Two "gurus," who prove to be more than just "a couple of talking heads," discuss how everyday life can provide opportunities for research and argument. Making a decision in everyday life is easier if you plan in advance and use predetermined criteria. Typically, the steps are to select the criteria first, next do the research, and then make a reasoned decision about an item of personal importance such as a life change, attendance at a university, or a product purchase. If you are planning to purchase a riding lawnmower, for example, you might consider cost, durability, and usefulness as your governing criteria. Then you would research costs of the various brands of riding lawnmowers, check out the various manufacturers’ information for durability, and finally, interview owners who have purchased particular brands of riding lawnmowers.
Video Focus Point
Look for answers to this question when watching the video:
- Describe situations in everyday life where you make decisions based on criteria you define and information you gather based on these criteria.
Characters who play the roles of student writers convene in the café setting where they will be meeting. The group gathers to discuss essay assignments and model the process of selecting a topic, refining a thesis, drafting an essay, participating in peer review sessions, and rewriting the essay. In the initial meeting, the group brainstorms to develop criteria as the students begin their assignment to select criteria, conduct research, and write about a choice they are making in everyday life.
Video Focus Points
Look for answers to these questions when watching the video:
- Why do students in the writer’s group decide to continue meeting?
- What helps the student writers develop criteria for making personal decisions?

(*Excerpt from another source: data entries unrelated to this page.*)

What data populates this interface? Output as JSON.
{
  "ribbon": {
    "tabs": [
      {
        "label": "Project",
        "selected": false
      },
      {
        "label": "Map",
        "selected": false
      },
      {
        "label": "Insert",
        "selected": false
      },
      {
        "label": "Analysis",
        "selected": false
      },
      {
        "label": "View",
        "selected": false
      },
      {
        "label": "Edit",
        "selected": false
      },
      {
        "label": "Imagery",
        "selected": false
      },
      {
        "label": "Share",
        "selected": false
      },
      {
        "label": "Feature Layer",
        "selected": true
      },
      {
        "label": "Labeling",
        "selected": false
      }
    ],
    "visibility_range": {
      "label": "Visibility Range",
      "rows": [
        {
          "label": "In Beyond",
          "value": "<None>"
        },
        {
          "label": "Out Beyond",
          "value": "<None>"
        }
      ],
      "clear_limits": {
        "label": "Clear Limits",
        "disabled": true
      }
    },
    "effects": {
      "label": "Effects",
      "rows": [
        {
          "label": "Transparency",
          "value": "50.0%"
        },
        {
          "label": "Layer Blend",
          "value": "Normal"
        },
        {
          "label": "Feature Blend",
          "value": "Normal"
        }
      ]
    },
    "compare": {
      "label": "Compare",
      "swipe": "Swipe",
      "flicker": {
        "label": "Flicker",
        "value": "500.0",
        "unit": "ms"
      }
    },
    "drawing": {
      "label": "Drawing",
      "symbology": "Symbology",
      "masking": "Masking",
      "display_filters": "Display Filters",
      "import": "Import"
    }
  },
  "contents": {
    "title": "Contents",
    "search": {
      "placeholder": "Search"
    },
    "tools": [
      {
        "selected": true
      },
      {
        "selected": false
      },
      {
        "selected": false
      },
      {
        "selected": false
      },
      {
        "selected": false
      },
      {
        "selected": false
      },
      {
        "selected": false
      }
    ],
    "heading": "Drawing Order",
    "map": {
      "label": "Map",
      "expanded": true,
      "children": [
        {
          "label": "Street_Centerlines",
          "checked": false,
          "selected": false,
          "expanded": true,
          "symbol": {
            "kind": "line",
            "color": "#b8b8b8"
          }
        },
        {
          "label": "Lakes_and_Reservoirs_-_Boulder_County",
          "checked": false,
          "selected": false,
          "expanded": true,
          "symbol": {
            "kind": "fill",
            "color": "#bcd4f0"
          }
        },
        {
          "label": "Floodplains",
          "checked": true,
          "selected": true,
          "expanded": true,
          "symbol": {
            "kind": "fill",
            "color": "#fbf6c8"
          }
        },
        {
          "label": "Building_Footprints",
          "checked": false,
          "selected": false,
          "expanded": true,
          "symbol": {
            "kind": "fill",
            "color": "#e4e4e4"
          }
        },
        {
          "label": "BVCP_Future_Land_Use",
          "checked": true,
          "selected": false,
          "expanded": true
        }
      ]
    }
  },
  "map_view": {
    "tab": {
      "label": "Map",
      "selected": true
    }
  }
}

- How do the criteria move the writers beyond merely liking or disliking something?
Research is formalized curiosity. It is poking and prying with a purpose.
—Zora Neale Hurston